There are more than a trillion galaxies in the universe. And my team discovered an extremely rare one, a galaxy that doesn't look quite like anything observed before. This galaxy is so peculiar, that it challenges our theories and our assumptions about how the universe works.
The majority of the galaxies are spiral, similar to our own Milky Way. We have strong theories about how these common galaxies form and evolve. But we don't understand how rare galaxies form and evolve. An especially puzzling rare case is Hoag's Object. It has a very symmetric central body surrounded by a circular outer ring, with nothing visible connecting them. Hoag-type galaxies are among the rarest types of galaxies currently known. There are fewer than one in 1,000 galaxies. It's a mystery how the stars in the outer ring are just floating there in such an orderly manner. That's interesting, right? Hold on. Things are about to get more mysterious.

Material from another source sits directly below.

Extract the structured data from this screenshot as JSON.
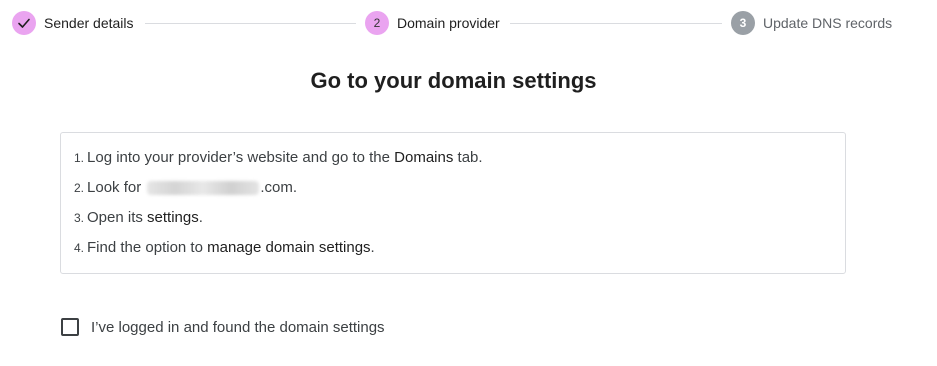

The galaxy that my team discovered is even rarer and much more complex than that. You know, sometimes, you search and search for these objects, and you find nothing. But sometimes, it just appears in the background, when you are not even looking for it. This system looks very similar to Hoag's Object, with its central body and circular outer ring. We got very excited and thought we discovered another Hoag's Object. But my research showed this is an entirely new galaxy type, now commonly referred to as "Burçin's Galaxy."
We will not be visiting this galaxy anytime soon. It is approximately 359 million light years away from Earth. You may think this is far. Well, actually, this is one of the nearby galaxies. I study this object in different light — in ultraviolet, optical and near-infrared. Small details on our body, like a scar or wrinkles, tell the story of our lives. Similarly, a galaxy's structure in different light can help us trace back their origin and evolution.
How do I look for these details? I model the bright central body and remove my model from the image to check for any hidden features, because a bright structure in a galaxy may blind our views of faint features, just like using sunglasses when you are blinded by the intense light.
The result was a big surprise. This galaxy doesn't just have an outer ring, it has an additional, diffused inner ring. We were having a hard time explaining the origin of the outer ring in Hoag-type galaxies. Now we also need to explain this mysterious second ring.
There is currently no known mechanism that can explain the existence of an inner ring in such a peculiar galaxy. So the discovery of Burçin's Galaxy clearly highlights the gap in our knowledge of galaxy evolution. Further research into how this extremely rare galaxy was formed can provide us with new clues on how the universe works. This discovery tells us that we still have a lot to learn, and we should keep looking deeper and deeper in space and keep searching for the unknown.